### WORK INSTRUCTIONS
From the data that follows, copy every line with the string "circle".
══════
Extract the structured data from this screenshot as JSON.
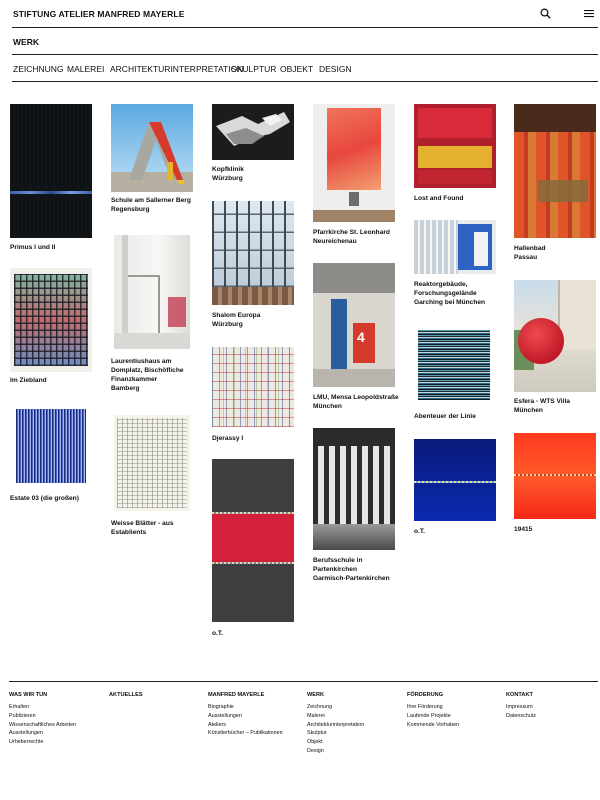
{
  "header": {
    "site_title": "STIFTUNG ATELIER MANFRED MAYERLE"
  },
  "section": {
    "title": "WERK"
  },
  "categories": [
    "ZEICHNUNG",
    "MALEREI",
    "ARCHITEKTURINTERPRETATION",
    "SKULPTUR",
    "OBJEKT",
    "DESIGN"
  ],
  "works": {
    "primus": "Primus I und II",
    "ziebland": "Im Ziebland",
    "estate": "Estate 03 (die großen)",
    "schule": "Schule am Sallerner Berg\nRegensburg",
    "laurentius": "Laurentiushaus am\nDomplatz, Bischöfliche\nFinanzkammer\nBamberg",
    "weisse": "Weisse Blätter - aus\nEstablients",
    "kopfklinik": "Kopfklinik\nWürzburg",
    "shalom": "Shalom Europa\nWürzburg",
    "djerassy": "Djerassy I",
    "ot_red": "o.T.",
    "pfarrkirche": "Pfarrkirche St. Leonhard\nNeureichenau",
    "lmu": "LMU, Mensa Leopoldstraße\nMünchen",
    "berufsschule": "Berufsschule in\nPartenkirchen\nGarmisch-Partenkirchen",
    "lost": "Lost and Found",
    "reaktor": "Reaktorgebäude,\nForschungsgelände\nGarching bei München",
    "abenteuer": "Abenteuer der Linie",
    "ot_blue": "o.T.",
    "hallenbad": "Hallenbad\nPassau",
    "esfera": "Esfera - WTS Villa\nMünchen",
    "n19415": "19415"
  },
  "footer": {
    "was": {
      "heading": "WAS WIR TUN",
      "links": [
        "Erhalten",
        "Publizieren",
        "Wissenschaftliches Arbeiten",
        "Ausstellungen",
        "Urheberrechte"
      ]
    },
    "aktuelles": {
      "heading": "AKTUELLES"
    },
    "mayerle": {
      "heading": "MANFRED MAYERLE",
      "links": [
        "Biographie",
        "Ausstellungen",
        "Ateliers",
        "Künstlerbücher – Publikationen"
      ]
    },
    "werk": {
      "heading": "WERK",
      "links": [
        "Zeichnung",
        "Malerei",
        "Architekturinterpretation",
        "Skulptur",
        "Objekt",
        "Design"
      ]
    },
    "foerderung": {
      "heading": "FÖRDERUNG",
      "links": [
        "Ihre Förderung",
        "Laufende Projekte",
        "Kommende Vorhaben"
      ]
    },
    "kontakt": {
      "heading": "KONTAKT",
      "links": [
        "Impressum",
        "Datenschutz"
      ]
    }
  },
  "icons": {
    "search": "search-icon",
    "menu": "hamburger-menu-icon"
  }
}
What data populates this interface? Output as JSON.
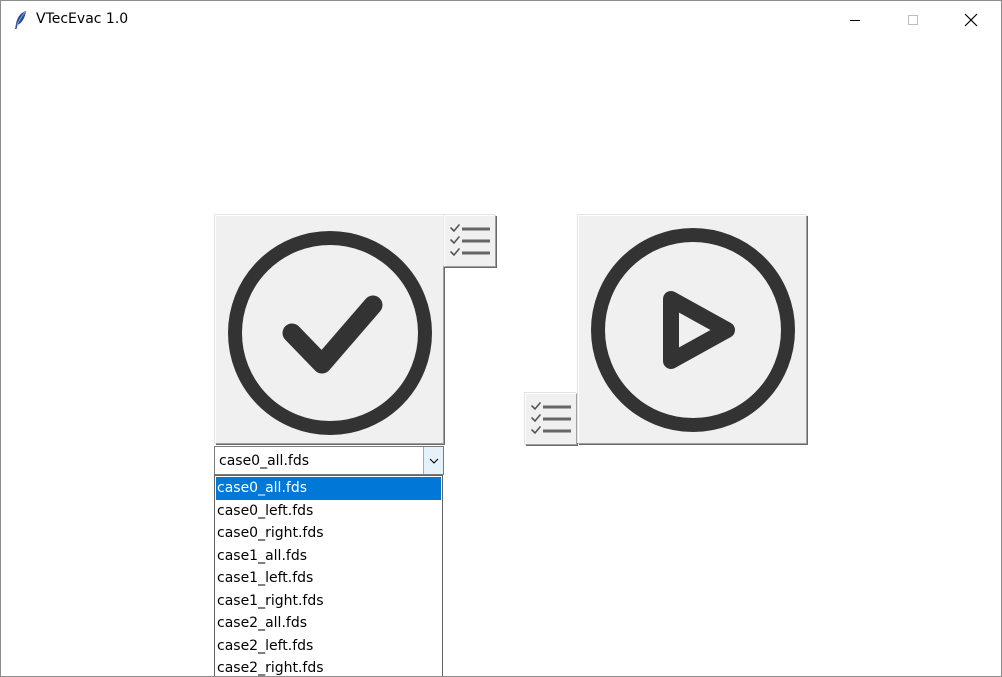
{
  "window": {
    "title": "VTecEvac 1.0",
    "icon": "feather-icon",
    "controls": [
      "minimize-icon",
      "maximize-icon",
      "close-icon"
    ]
  },
  "buttons": {
    "check": {
      "icon": "check-circle-icon"
    },
    "run": {
      "icon": "play-circle-icon"
    },
    "list_top": {
      "icon": "checklist-icon"
    },
    "list_bottom": {
      "icon": "checklist-icon"
    }
  },
  "combobox": {
    "selected": "case0_all.fds",
    "options": [
      "case0_all.fds",
      "case0_left.fds",
      "case0_right.fds",
      "case1_all.fds",
      "case1_left.fds",
      "case1_right.fds",
      "case2_all.fds",
      "case2_left.fds",
      "case2_right.fds"
    ],
    "highlighted_index": 0
  },
  "colors": {
    "highlight": "#0078d7",
    "icon_dark": "#333333",
    "button_face": "#f0f0f0"
  }
}
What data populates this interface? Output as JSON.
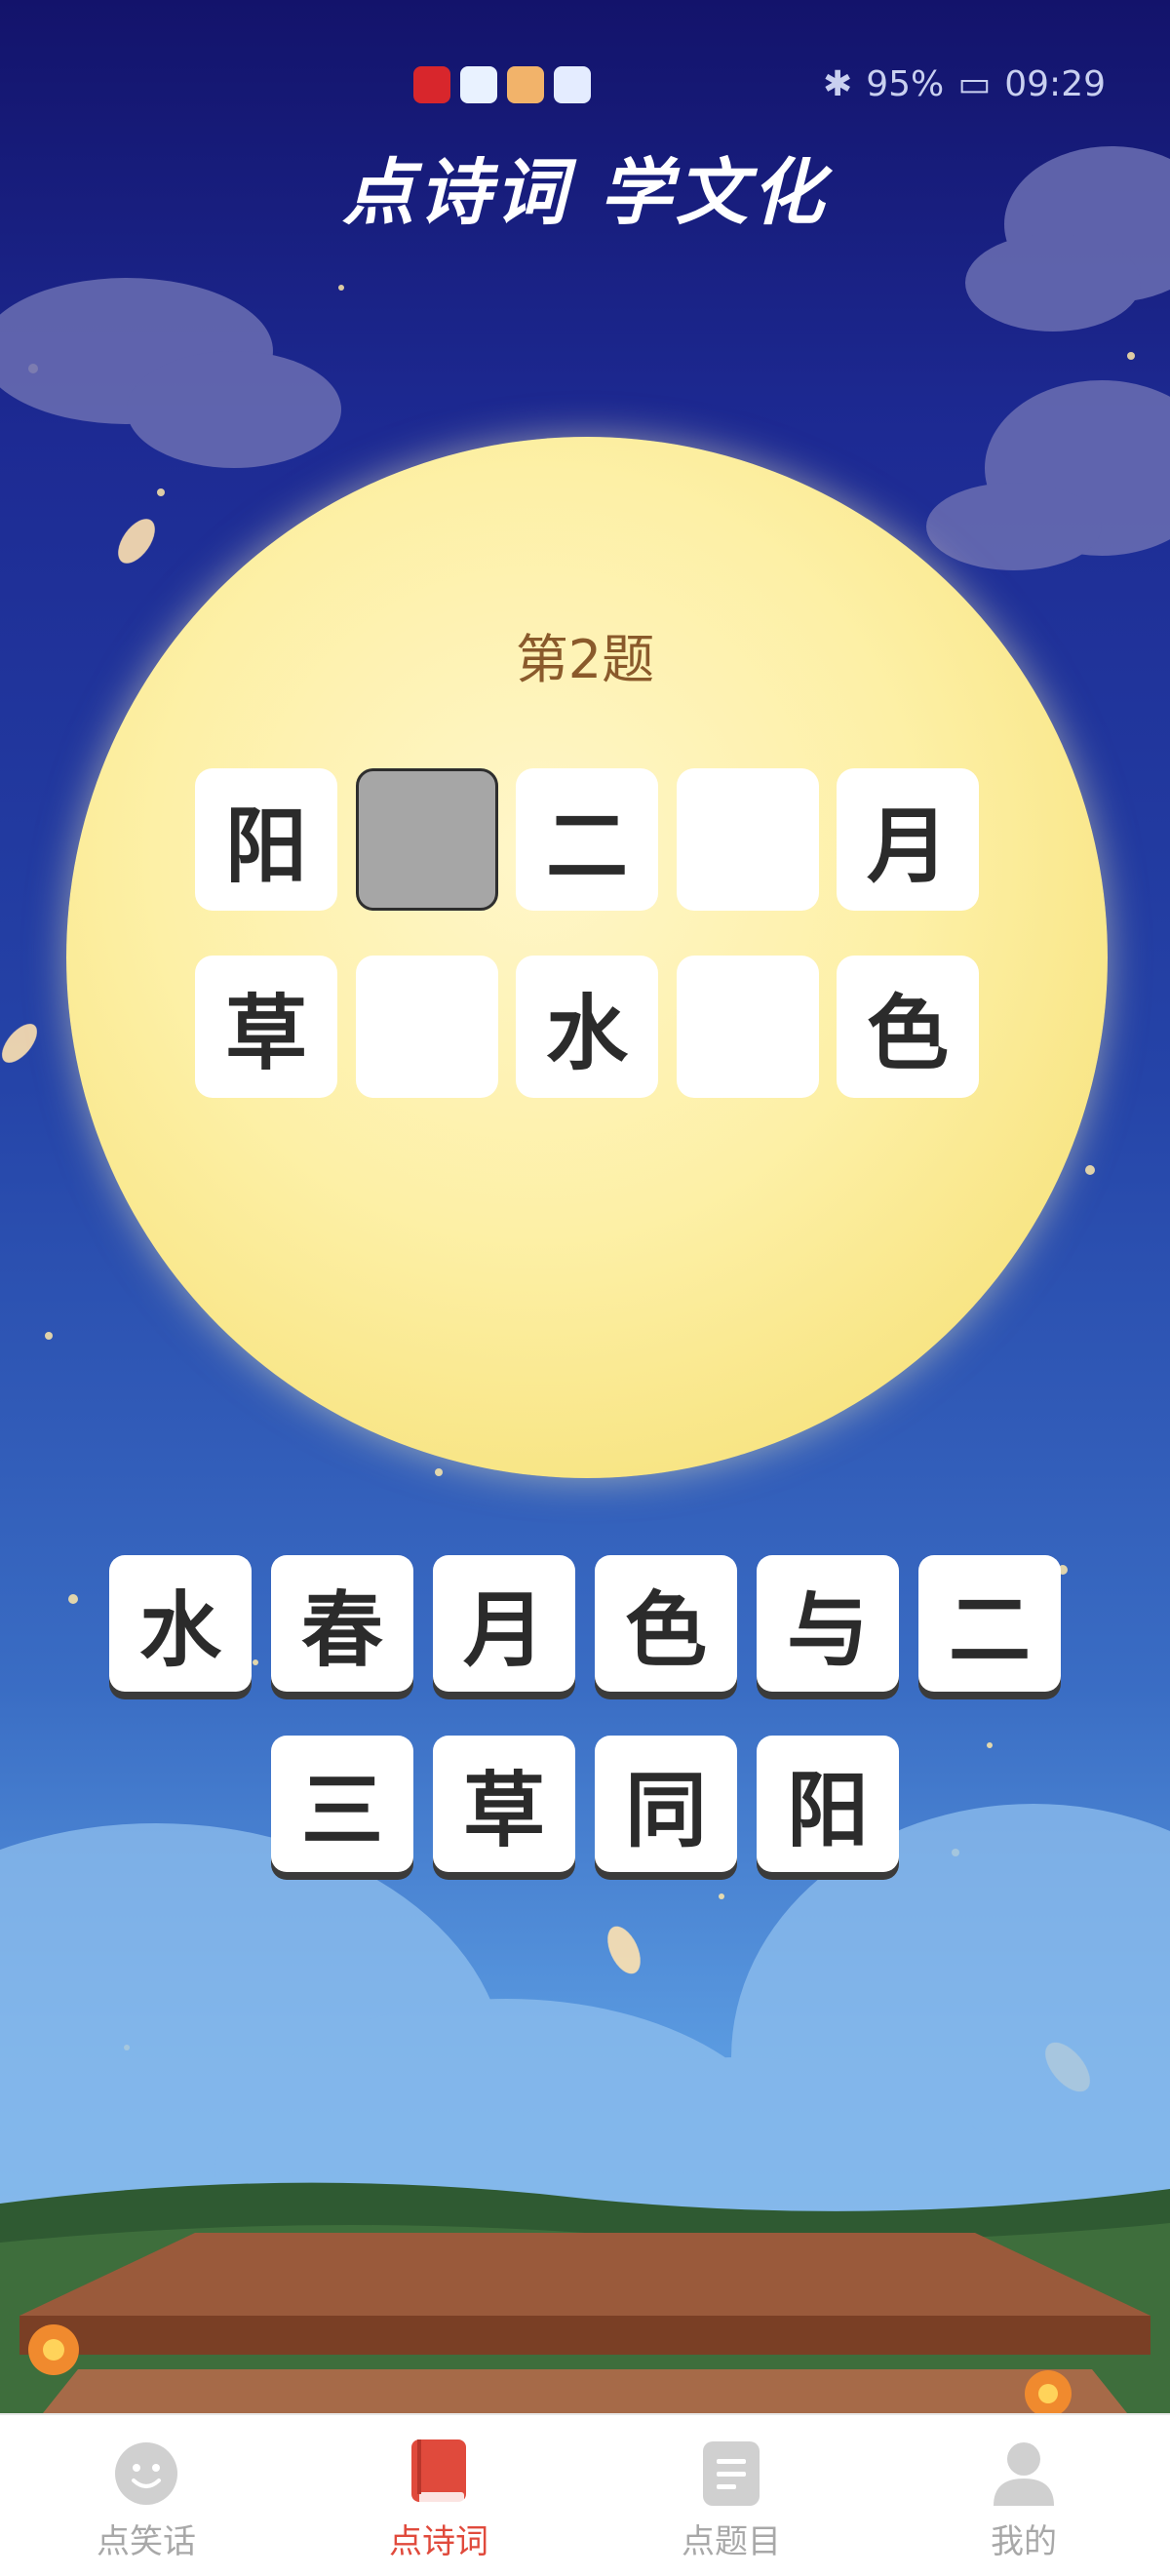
{
  "status_bar": {
    "battery": "95%",
    "time": "09:29"
  },
  "header": {
    "title": "点诗词  学文化"
  },
  "question": {
    "label": "第2题"
  },
  "grid": {
    "row1": [
      "阳",
      "",
      "二",
      "",
      "月"
    ],
    "row2": [
      "草",
      "",
      "水",
      "",
      "色"
    ],
    "selected_cell": "row1-2"
  },
  "choices": {
    "row1": [
      "水",
      "春",
      "月",
      "色",
      "与",
      "二"
    ],
    "row2": [
      "三",
      "草",
      "同",
      "阳"
    ]
  },
  "tabs": [
    {
      "label": "点笑话",
      "icon": "smiley-icon",
      "active": false
    },
    {
      "label": "点诗词",
      "icon": "book-icon",
      "active": true
    },
    {
      "label": "点题目",
      "icon": "document-icon",
      "active": false
    },
    {
      "label": "我的",
      "icon": "user-icon",
      "active": false
    }
  ],
  "colors": {
    "accent": "#e04a3c",
    "inactive": "#a8a8a8",
    "moon": "#fdf0a6",
    "sky": "#1d2a93"
  }
}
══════
### ANSWER SECTION
      "icon": "check-circle-icon"
      "icon": "play-circle-icon"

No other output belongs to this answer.